The urgency of symbolic reparation was brought to public attention in a very dramatic manner at the University of Cape Town (UCT) in 2015. Student protestors demanded, and shortly thereafter achieved, the removal of the bronze statue of British imperialist Cecil John Rhodes from its prominent perch on the main campus. Activists would, however, make the point repeatedly that the attack on the Rhodes statue was about something much bigger – a general sense of disaffection with, and alienation from, white institutions, in this case UCT (Ngcaweni and Ngcaweni 2018).
In many ways, the focus on Rhodes was a strategic masterstroke. The statue was a visible and tangible representation of black student discontent with the institutional cultures and practices of former white universities. The statue could therefore be lifted and removed in full sight, offering a political spectacle that demonstrated student power even as it symbolised the uprooting of a concrete symbol of whiteness.
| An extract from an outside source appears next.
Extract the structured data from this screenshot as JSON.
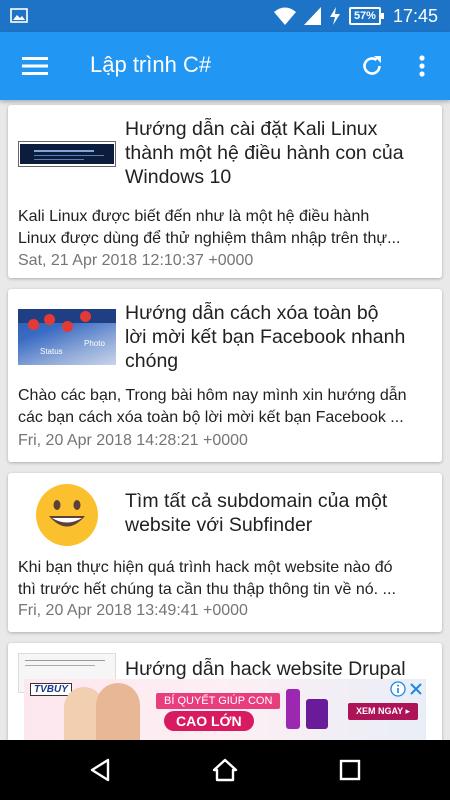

It should be no surprise, therefore, that the attack on the statue spread quickly to other former white campuses around the country, from the statue of King George V on the campus of the University of KwaZulu-Natal (UKZN) to the monument of President Steyn at the University of the Free State (UFS).
In real time, images of statues defaced, toppled or removed were carried through social media platforms across the country and around the world, thereby boosting the student cause as well as mobilising further activism around these visible representations of South Africa's colonial and apartheid past (Jansen 2017). In the minds of activists, these physical attacks on statues were a starting point for deeper changes to white institutions, from addressing the paucity of black professors to eliminating the Eurocentrism of the resident curriculum.
It would be a mistake, however, to think that student discontent started with the UCT student Chumani Maxwele pouring human excrement on the Rhodes statue; in fact, activism around race, culture and the curriculum at UCT began much earlier, when postgraduate students protested the closure of African Studies as an independent department, and when Senate decided to stop using race as the only measure of disadvantage in decisions on student admissions (UCT 2014). The word ‘decolonisation’ was used during these protests, long before the discontent boiled over in 2015.